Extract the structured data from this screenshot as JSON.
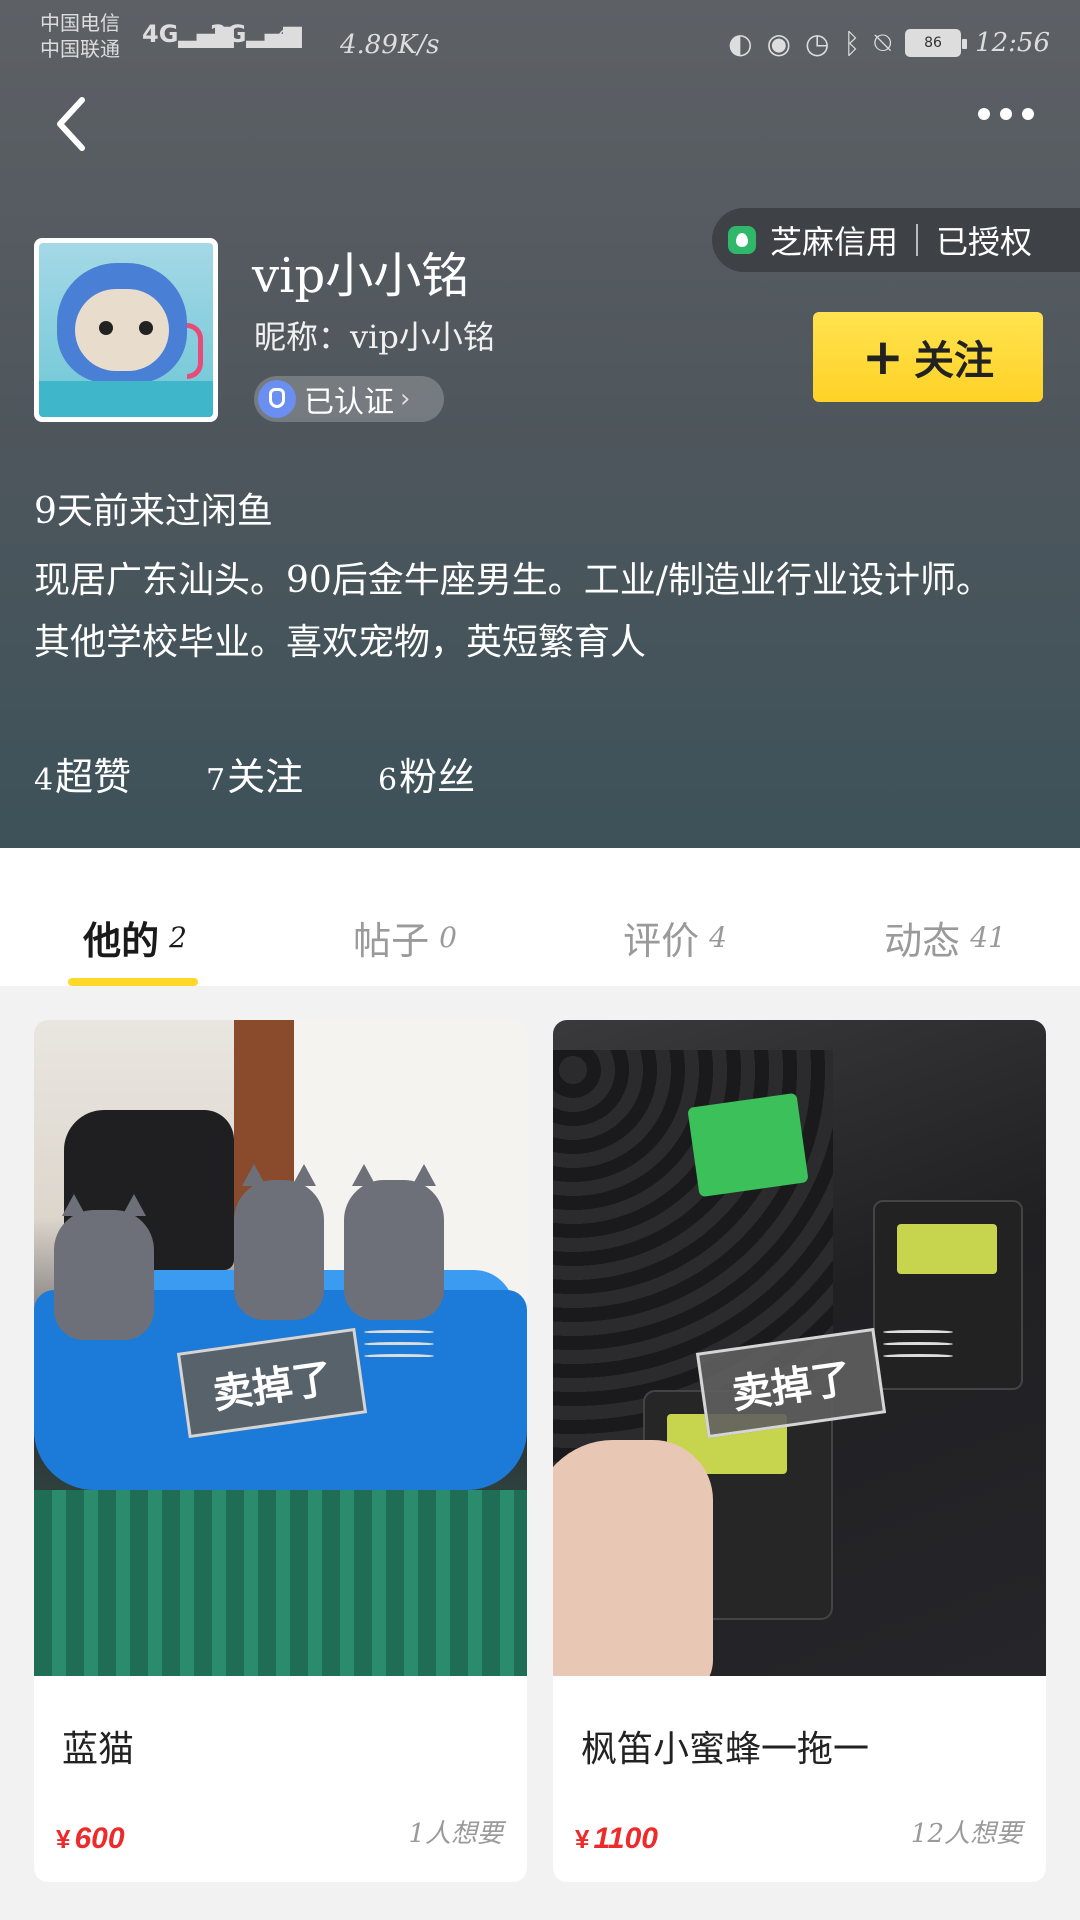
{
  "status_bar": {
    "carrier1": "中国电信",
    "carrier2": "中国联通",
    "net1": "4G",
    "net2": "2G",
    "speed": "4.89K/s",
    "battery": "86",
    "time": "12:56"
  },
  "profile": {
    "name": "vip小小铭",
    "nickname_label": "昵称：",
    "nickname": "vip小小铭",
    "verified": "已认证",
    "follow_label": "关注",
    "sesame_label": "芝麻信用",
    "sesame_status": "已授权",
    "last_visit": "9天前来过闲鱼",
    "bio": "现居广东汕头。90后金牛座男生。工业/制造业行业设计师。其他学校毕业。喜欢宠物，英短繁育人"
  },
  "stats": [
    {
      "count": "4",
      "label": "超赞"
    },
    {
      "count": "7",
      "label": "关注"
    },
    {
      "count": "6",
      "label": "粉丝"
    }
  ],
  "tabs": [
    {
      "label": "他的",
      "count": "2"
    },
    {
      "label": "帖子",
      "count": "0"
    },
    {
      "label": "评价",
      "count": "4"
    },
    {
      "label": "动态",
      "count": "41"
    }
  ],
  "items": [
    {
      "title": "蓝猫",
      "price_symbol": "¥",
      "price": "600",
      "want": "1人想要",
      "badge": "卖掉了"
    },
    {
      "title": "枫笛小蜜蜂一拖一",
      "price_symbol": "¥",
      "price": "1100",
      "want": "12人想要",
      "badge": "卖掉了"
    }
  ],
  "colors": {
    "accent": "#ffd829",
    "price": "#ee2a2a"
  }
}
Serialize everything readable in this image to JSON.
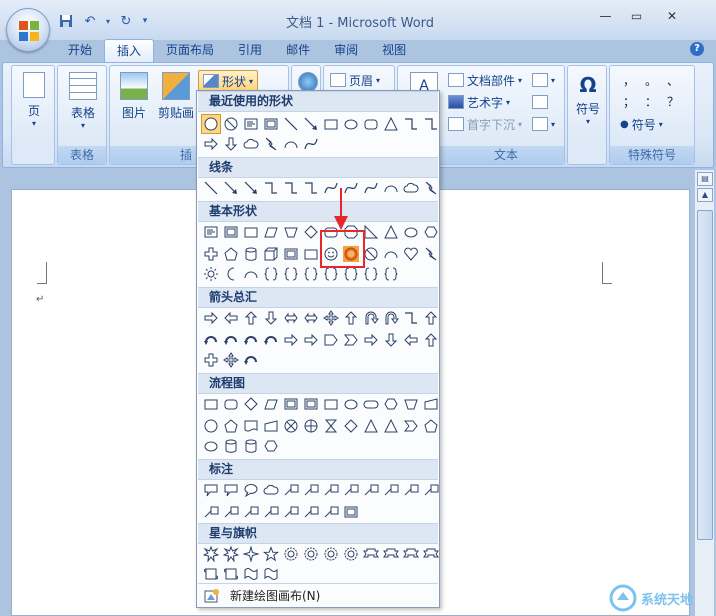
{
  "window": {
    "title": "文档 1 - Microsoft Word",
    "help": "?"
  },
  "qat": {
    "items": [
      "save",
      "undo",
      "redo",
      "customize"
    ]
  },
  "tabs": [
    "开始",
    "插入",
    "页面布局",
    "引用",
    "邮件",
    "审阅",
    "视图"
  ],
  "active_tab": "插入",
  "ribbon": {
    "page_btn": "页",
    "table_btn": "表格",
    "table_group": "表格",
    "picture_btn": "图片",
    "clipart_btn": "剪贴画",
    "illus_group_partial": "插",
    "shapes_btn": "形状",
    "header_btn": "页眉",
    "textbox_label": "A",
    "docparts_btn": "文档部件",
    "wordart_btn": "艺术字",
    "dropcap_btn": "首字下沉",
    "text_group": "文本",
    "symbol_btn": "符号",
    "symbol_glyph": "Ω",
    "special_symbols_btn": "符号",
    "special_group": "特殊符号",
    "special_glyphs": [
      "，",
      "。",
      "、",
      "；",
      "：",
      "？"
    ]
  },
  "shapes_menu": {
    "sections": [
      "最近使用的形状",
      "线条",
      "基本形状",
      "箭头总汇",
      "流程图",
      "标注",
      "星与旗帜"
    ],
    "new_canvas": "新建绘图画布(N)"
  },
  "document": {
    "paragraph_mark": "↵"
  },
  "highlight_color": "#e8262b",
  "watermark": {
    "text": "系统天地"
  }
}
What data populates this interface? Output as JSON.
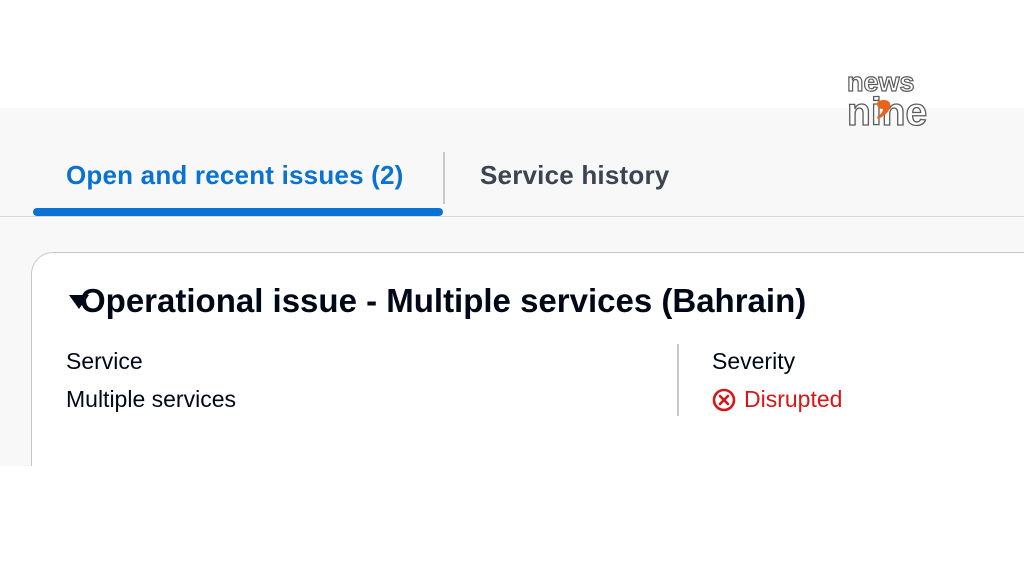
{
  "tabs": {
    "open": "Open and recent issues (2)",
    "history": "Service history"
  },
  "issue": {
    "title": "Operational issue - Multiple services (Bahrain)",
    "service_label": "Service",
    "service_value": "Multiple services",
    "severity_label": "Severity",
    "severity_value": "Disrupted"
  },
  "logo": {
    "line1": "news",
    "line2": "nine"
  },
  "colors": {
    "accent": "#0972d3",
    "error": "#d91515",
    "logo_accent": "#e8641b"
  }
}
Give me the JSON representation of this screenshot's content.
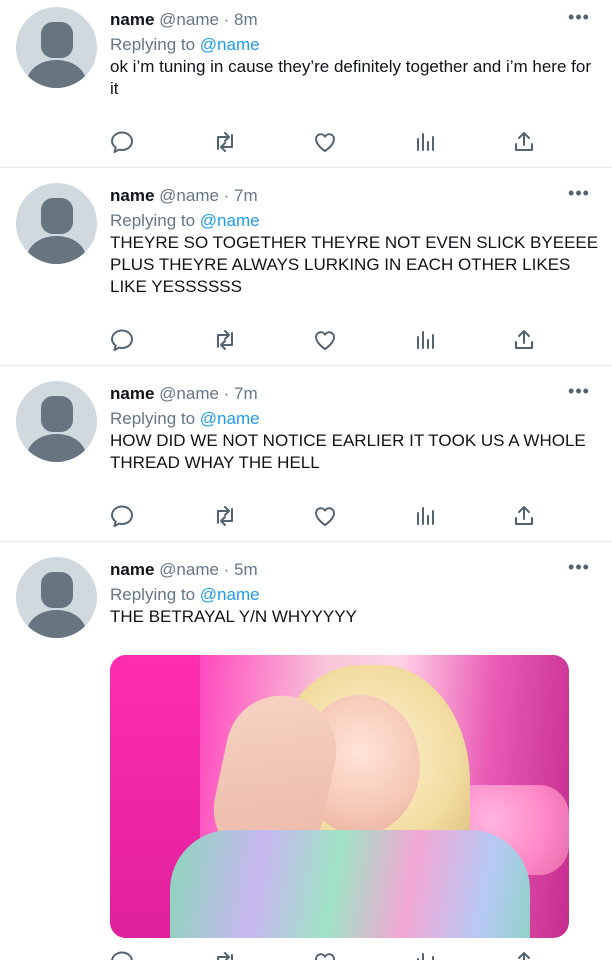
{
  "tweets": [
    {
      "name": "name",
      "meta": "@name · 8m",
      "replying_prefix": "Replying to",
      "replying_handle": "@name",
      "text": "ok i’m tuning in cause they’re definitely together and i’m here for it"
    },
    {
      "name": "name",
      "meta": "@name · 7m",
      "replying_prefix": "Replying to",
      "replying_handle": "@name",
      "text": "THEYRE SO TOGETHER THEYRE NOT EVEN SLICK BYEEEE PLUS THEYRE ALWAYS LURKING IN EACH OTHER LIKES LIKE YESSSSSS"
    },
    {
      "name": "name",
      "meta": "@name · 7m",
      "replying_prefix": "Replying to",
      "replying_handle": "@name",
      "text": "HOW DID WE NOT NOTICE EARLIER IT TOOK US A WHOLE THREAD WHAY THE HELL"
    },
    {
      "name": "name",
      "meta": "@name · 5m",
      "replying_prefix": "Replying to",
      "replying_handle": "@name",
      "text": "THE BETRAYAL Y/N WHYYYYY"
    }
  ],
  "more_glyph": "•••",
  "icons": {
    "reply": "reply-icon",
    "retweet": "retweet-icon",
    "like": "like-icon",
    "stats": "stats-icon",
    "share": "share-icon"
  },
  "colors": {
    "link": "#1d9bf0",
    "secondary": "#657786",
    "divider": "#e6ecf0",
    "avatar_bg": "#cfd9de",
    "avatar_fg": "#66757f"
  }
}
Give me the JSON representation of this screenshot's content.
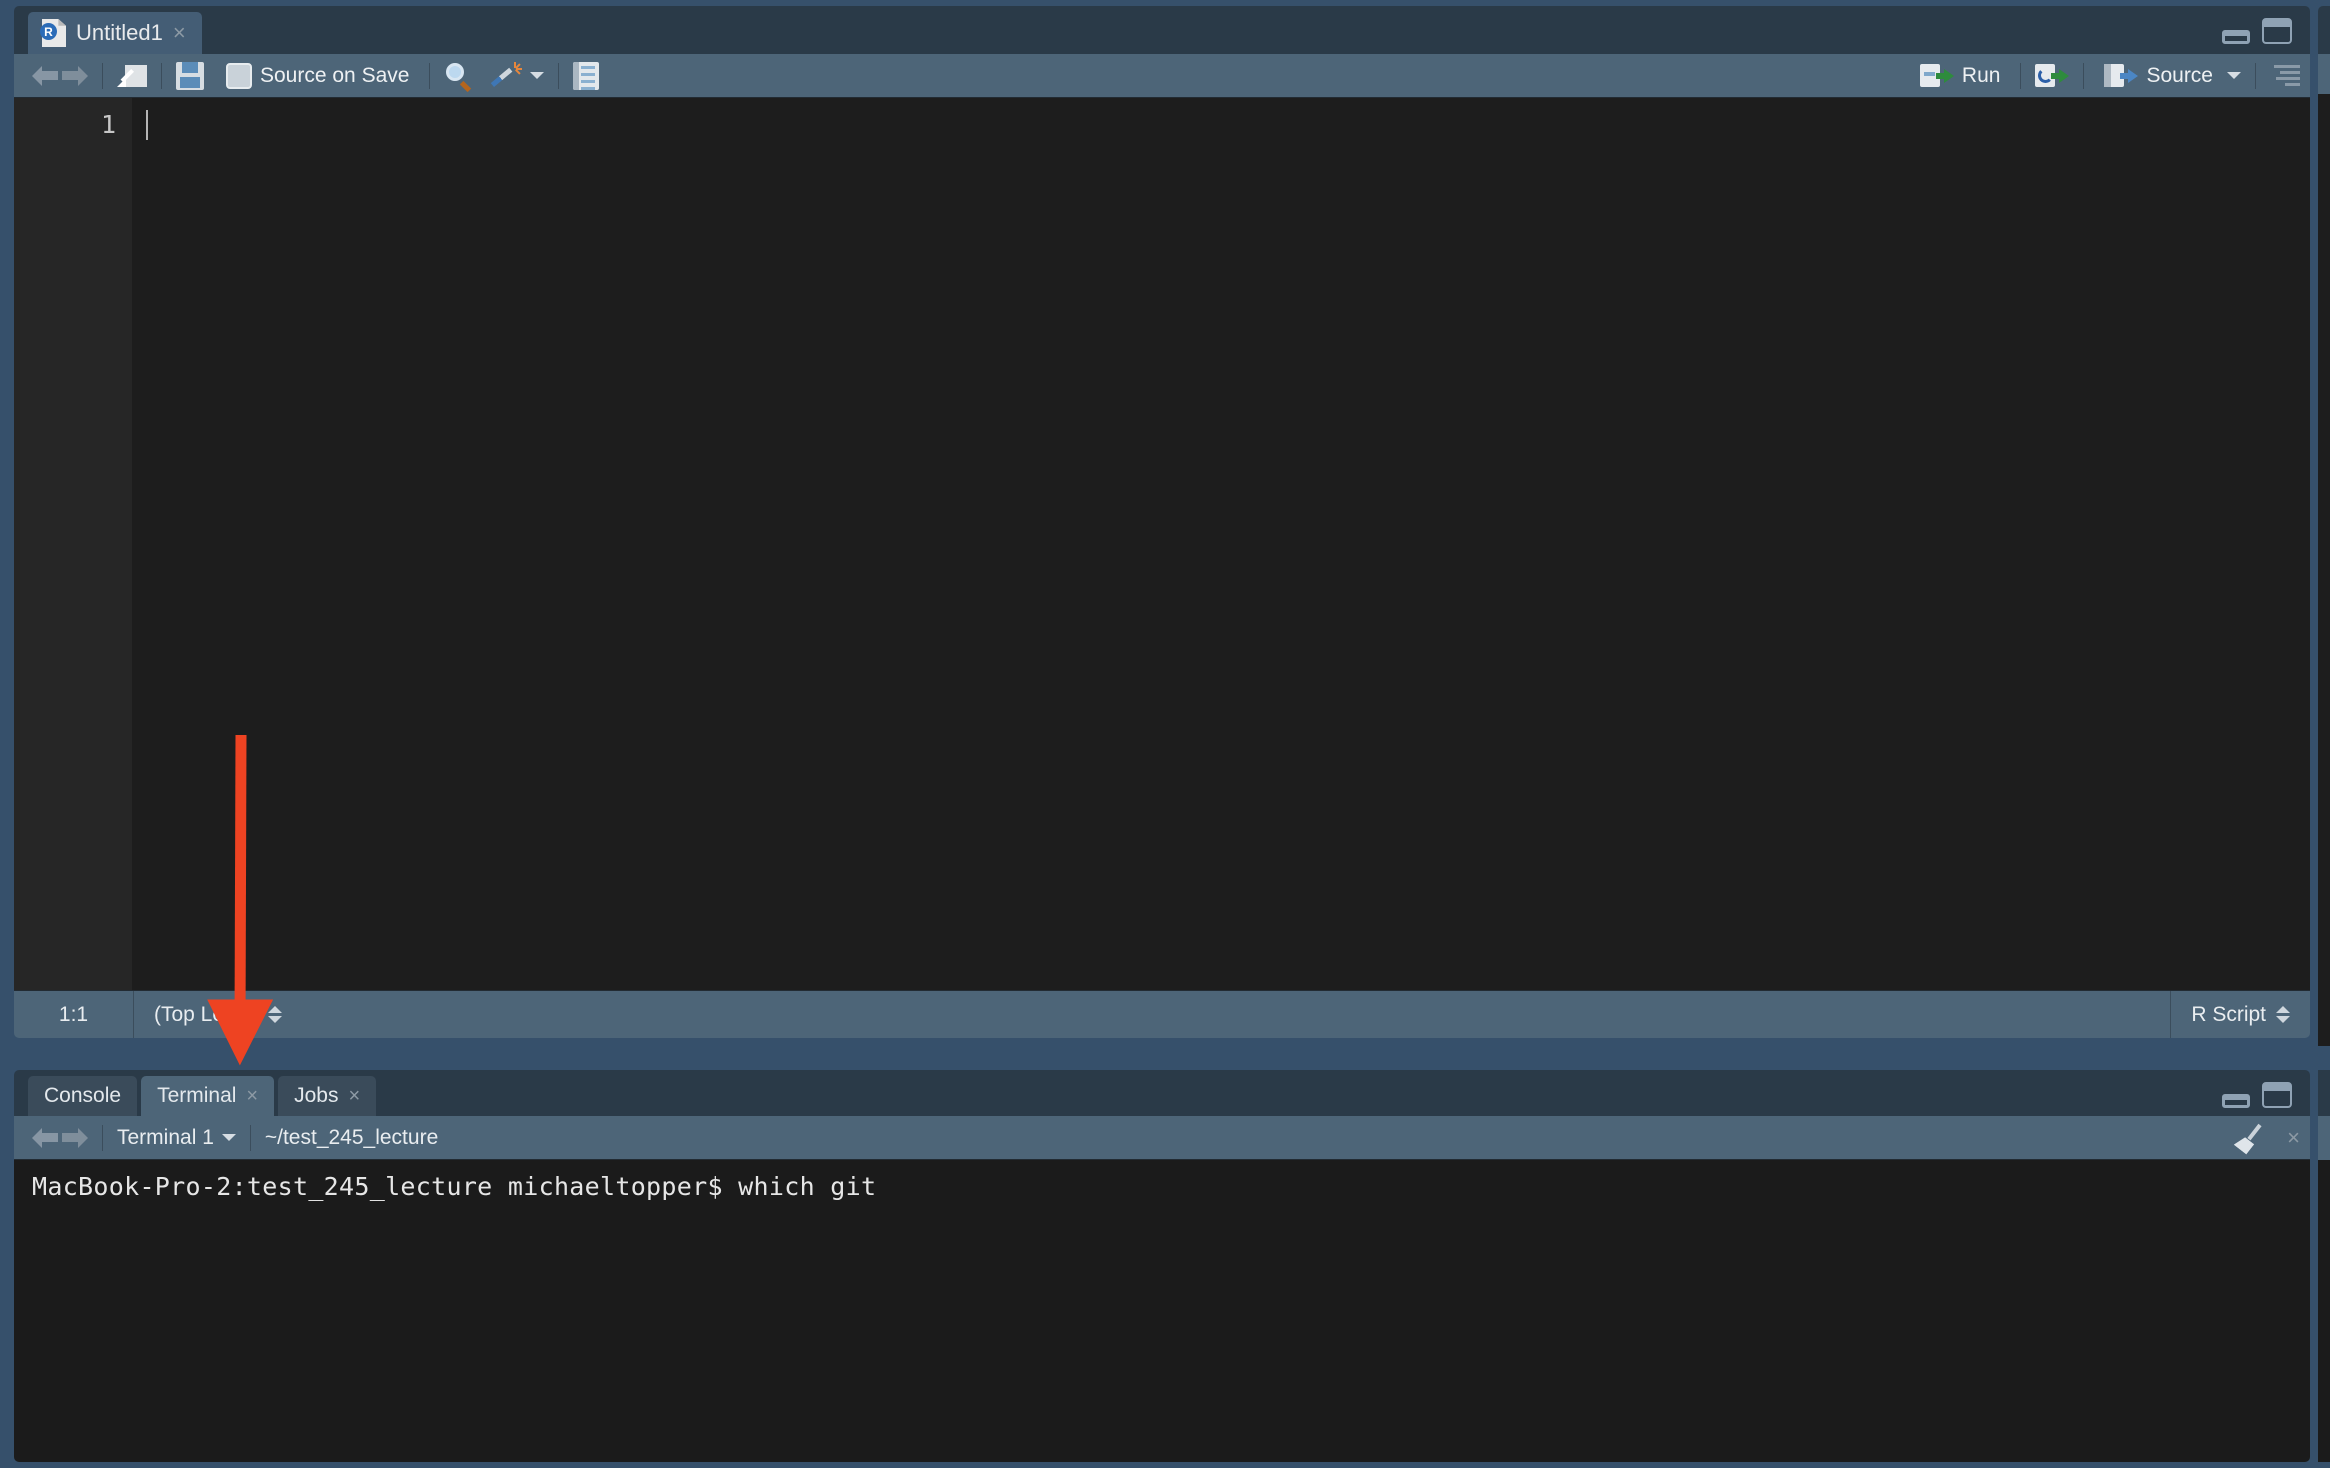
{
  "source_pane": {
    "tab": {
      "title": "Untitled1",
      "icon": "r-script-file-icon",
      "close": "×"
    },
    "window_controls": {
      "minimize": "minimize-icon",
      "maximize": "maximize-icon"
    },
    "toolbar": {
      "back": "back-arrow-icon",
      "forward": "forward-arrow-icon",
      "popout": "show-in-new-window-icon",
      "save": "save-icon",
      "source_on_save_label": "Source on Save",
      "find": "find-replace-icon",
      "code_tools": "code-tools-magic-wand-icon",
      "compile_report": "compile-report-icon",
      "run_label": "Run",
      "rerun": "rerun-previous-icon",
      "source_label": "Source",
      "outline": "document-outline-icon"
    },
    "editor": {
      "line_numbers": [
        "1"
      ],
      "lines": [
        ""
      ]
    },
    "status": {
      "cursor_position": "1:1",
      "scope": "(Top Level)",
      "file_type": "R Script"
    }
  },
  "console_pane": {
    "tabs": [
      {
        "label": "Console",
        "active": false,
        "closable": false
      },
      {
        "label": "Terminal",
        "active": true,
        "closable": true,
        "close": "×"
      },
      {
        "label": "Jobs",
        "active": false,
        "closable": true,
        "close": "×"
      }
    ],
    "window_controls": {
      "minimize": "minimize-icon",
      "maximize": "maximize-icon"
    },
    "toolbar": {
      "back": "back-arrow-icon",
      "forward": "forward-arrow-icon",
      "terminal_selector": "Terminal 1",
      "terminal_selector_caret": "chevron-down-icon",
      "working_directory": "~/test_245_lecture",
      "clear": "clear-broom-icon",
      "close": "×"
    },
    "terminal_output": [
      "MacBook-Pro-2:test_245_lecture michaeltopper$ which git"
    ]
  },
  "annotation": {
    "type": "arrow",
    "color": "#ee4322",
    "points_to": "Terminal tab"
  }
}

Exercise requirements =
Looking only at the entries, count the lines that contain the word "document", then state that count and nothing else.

Reply =
2